  37. Macunovich, D. J. (1998). Relative cohort size and inequality in the United States. American Economic Review, 88(2), 259–264.Google Scholar
  38. McDonald, P. (2007). Low fertility and policy. Ageing Horizons, 7, 22–27.Google Scholar
  39. Michel, P., & Cardia, E. (2004). Altruism, intergenerational transfers of time and bequests. Journal of Economic Dynamics and Control, 28(8), 1681–1701.CrossRefGoogle Scholar
  40. Morgan, P. S. (2003). Is low fertility a twenty-first-century demographic crisis? Demography, 40(4), 589–603.CrossRefGoogle Scholar
  41. Örsal, D. D. K. & Goldstein, J. R. (2010). The increasing importance of economic conditions on fertility. MPIDR Working Paper WP 2010-014.Google Scholar
  42. Pampel, F. C. (1993). Relative cohort size and fertility: The socio-political context of the Easterlin effect. American Sociological Review, 58(4), 496–514.CrossRefGoogle Scholar
  43. Rank, M. R. (1989). Fertility among women of welfare: Incidence and determinants. American Sociological Review, 54(2), 296–304.CrossRefGoogle Scholar
  44. Testa, M. R. (2011). Family sizes in Europe: Evidence from the 2011 Eurobarometer survey. European Demographic Research Papers. Accessed 5 Jul 2016.
  45. United Nations (2015). World population prospects: The 2015 revision. United Nations Department of Economic and Social Affairs/Population Division.Google Scholar
  46. Van der Zwan, P., Thurik, R., Verheul, I., & Hessels, J. (2016). Factors influencing the entrepreneurial engagement of opportunity and necessity entrepreneurs. Eurasian Business Review, 6(3), 273–295.CrossRefGoogle Scholar
  47. Voigtländer, N. & Voth, H.-J. (2012). How the west ‘invented’ fertility restriction. NBER Working Paper No. 17314.Google Scholar
  48. Walker, J. R (1995). The effect of public policies on recent Swedish fertility behavior. Journal of Population Economics, 8(3), 223–251.CrossRefGoogle Scholar
  49. Willis, R. J. (1973). A new approach to the economic theory of fertility behavior. Journal of Political Economy, 81(2), S14–S64.CrossRefGoogle Scholar
  50. Wright, R. E. (1989). The Easterlin hypothesis and European fertility rates. Population and Development Review, 15(1), 107–122.CrossRefGoogle Scholar
  51. Yang, J. (2013). Parochial welfare politics and the small: Welfare state in South Korea. Comparative Politics, 45(4), 457–475.Google Scholar

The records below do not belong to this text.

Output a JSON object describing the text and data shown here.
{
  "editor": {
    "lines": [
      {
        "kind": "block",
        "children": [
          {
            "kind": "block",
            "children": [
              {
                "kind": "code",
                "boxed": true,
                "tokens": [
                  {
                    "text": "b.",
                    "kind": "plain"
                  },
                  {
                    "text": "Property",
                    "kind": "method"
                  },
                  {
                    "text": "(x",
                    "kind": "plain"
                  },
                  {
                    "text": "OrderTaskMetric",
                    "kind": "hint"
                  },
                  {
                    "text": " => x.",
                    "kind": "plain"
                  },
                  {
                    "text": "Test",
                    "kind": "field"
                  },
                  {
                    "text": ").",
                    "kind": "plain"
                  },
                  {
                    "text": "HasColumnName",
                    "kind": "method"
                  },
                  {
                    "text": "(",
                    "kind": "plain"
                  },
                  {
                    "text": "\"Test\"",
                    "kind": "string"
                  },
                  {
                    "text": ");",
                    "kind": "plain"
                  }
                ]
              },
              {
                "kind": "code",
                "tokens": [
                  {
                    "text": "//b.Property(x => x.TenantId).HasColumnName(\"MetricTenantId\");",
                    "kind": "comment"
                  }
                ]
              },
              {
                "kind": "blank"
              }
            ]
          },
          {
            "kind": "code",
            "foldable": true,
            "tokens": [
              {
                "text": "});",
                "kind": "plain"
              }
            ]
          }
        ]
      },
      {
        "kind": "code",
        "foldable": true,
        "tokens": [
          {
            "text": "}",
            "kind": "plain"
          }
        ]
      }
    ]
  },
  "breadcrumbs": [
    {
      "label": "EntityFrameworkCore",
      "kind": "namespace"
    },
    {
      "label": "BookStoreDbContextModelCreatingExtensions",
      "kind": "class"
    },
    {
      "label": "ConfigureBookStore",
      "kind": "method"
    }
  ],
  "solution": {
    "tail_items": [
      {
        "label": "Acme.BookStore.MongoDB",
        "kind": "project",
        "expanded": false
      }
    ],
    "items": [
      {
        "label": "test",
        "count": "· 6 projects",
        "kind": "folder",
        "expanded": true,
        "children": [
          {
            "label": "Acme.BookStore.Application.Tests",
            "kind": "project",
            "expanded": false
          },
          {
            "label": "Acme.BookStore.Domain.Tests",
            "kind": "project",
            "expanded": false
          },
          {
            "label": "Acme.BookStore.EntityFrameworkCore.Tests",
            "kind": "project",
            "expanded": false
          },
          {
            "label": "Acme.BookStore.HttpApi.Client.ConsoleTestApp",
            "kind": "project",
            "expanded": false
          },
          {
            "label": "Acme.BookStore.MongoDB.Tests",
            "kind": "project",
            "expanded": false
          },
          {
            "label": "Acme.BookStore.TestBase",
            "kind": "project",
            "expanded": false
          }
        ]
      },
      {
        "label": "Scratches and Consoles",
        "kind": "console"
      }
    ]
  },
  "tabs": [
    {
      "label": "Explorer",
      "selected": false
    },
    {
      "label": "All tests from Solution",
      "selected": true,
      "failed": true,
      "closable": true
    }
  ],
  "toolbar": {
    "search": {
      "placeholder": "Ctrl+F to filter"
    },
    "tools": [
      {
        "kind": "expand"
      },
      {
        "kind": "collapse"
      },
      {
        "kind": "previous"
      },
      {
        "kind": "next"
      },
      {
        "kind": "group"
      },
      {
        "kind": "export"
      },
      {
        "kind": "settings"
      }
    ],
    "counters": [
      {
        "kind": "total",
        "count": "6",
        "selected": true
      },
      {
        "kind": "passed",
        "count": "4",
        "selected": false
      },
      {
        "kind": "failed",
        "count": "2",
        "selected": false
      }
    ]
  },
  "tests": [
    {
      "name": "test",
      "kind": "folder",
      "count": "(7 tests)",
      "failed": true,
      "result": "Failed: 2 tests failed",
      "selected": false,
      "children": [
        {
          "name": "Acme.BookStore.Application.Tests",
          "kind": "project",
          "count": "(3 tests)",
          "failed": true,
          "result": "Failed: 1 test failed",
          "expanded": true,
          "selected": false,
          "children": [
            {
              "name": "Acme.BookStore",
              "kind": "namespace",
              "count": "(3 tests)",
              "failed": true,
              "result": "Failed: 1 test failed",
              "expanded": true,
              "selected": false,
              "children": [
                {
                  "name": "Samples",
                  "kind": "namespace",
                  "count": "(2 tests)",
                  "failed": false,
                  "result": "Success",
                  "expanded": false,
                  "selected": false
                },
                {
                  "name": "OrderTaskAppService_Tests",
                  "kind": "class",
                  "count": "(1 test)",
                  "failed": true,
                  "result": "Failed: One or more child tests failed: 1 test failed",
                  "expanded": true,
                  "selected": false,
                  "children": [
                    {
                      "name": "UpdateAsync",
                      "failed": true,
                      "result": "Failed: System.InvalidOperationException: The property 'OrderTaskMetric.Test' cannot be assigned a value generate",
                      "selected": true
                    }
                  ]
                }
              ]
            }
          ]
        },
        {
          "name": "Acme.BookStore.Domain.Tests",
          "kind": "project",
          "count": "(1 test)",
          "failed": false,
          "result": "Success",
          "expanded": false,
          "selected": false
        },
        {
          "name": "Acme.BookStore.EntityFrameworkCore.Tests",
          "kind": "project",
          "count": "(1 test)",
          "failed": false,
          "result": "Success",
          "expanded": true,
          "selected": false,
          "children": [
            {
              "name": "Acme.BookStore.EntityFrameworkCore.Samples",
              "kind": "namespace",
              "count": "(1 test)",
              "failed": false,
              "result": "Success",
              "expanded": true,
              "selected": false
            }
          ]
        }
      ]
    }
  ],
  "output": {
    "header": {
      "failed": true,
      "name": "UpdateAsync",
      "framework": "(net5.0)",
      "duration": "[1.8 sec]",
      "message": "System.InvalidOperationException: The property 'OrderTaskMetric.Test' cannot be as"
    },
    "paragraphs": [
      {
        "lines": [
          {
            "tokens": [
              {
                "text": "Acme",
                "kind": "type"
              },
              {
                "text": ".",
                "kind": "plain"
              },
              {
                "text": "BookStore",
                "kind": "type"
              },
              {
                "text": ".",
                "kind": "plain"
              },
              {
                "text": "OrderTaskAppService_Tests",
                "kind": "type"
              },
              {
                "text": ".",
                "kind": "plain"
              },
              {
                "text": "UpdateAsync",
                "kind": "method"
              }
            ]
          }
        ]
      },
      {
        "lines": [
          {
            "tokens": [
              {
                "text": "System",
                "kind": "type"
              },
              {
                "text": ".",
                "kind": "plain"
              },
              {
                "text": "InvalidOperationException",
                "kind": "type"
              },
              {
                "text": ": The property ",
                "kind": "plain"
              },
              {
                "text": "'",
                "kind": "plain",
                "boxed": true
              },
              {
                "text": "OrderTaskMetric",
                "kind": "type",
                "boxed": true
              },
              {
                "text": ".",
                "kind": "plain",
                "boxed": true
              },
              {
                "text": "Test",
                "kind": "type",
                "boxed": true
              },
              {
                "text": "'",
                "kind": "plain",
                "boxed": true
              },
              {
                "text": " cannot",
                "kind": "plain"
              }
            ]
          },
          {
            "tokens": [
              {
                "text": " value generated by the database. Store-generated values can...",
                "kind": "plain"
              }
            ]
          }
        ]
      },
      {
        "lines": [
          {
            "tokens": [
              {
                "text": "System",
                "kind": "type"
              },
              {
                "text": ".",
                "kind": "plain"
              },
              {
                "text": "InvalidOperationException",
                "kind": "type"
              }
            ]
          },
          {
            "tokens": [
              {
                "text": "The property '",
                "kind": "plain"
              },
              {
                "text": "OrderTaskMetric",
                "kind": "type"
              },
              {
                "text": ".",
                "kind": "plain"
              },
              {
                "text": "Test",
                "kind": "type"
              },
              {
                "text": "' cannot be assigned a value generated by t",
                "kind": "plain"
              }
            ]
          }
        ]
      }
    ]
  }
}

Copyright information

© Eurasia Business and Economics Society 2017

Authors and Affiliations

  1. 1.FIT CTU, AAUNI and UNYPPragueCzech Republic
  2. 2.FIT CTUPragueCzech Republic

Personalised recommendations